The FDA drew a line between which smartphone medical apps it will regulate and which ones it will not, saying it will focus only on those that turn the phone into an actual diagnostic tool.
“Today, mobile apps are fast becoming a staple of everyday life,” Dr. Jeffrey Shuren, director of the FDA’s Center for Devices and Radiological Health, said during a news conference. “Although many mobile apps pertain to health, we are only continuing our oversight for a very small subset of those mobile apps.”
In essence, those applications include software that enables the phone to read a patient’s heart rhythm, take a blood pressure reading or measure a person’s health in some other way.

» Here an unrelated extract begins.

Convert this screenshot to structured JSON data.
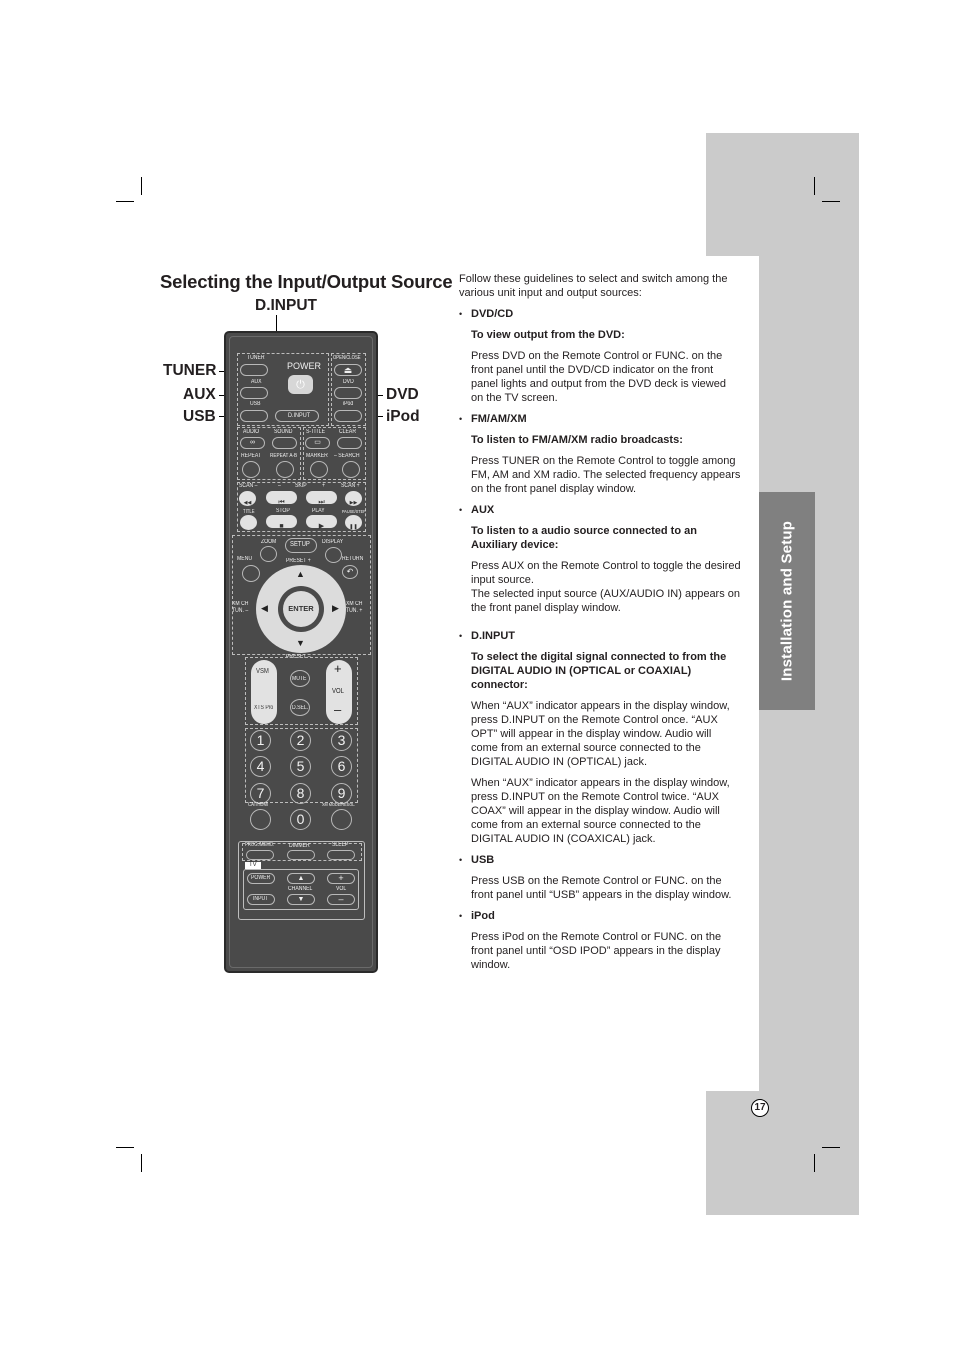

For example, an ECG machine that diagnoses heart rhythms is “still an ECG machine whether it is the size of a breadbox or the size of a smartphone,” Shuren said. “It’s not about the platform, it’s about the functionality. An ECG is an ECG.”